Problem to work on — Give the data again word for word; drop the pictures.

>>>

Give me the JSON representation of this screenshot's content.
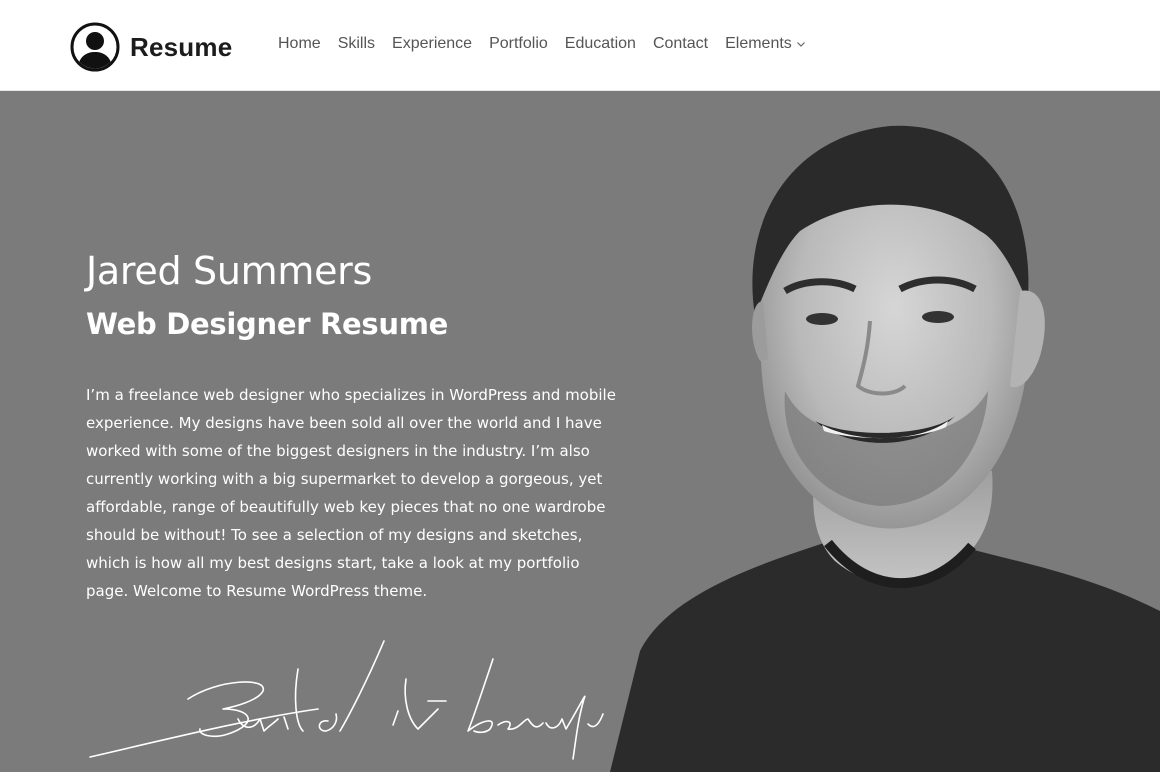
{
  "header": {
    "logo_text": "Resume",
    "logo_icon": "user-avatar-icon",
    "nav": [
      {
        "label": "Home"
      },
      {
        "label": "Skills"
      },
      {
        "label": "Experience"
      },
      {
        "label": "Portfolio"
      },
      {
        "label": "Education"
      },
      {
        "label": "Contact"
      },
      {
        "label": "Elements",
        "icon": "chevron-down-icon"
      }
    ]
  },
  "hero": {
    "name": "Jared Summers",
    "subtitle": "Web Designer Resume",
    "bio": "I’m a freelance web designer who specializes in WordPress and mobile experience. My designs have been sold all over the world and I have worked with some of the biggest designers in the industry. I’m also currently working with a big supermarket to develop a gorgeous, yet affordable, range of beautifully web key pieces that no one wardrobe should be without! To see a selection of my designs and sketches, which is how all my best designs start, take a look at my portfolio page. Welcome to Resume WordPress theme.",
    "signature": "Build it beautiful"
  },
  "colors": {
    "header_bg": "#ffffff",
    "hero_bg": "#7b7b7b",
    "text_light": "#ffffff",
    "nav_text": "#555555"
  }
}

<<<

Result —
Give me the JSON representation of this screenshot's content.
{
  "header": {
    "logo_text": "Resume",
    "logo_icon": "user-avatar-icon",
    "nav": [
      {
        "label": "Home"
      },
      {
        "label": "Skills"
      },
      {
        "label": "Experience"
      },
      {
        "label": "Portfolio"
      },
      {
        "label": "Education"
      },
      {
        "label": "Contact"
      },
      {
        "label": "Elements",
        "icon": "chevron-down-icon"
      }
    ]
  },
  "hero": {
    "name": "Jared Summers",
    "subtitle": "Web Designer Resume",
    "bio": "I’m a freelance web designer who specializes in WordPress and mobile experience. My designs have been sold all over the world and I have worked with some of the biggest designers in the industry. I’m also currently working with a big supermarket to develop a gorgeous, yet affordable, range of beautifully web key pieces that no one wardrobe should be without! To see a selection of my designs and sketches, which is how all my best designs start, take a look at my portfolio page. Welcome to Resume WordPress theme.",
    "signature": "Build it beautiful"
  },
  "colors": {
    "header_bg": "#ffffff",
    "hero_bg": "#7b7b7b",
    "text_light": "#ffffff",
    "nav_text": "#555555"
  }
}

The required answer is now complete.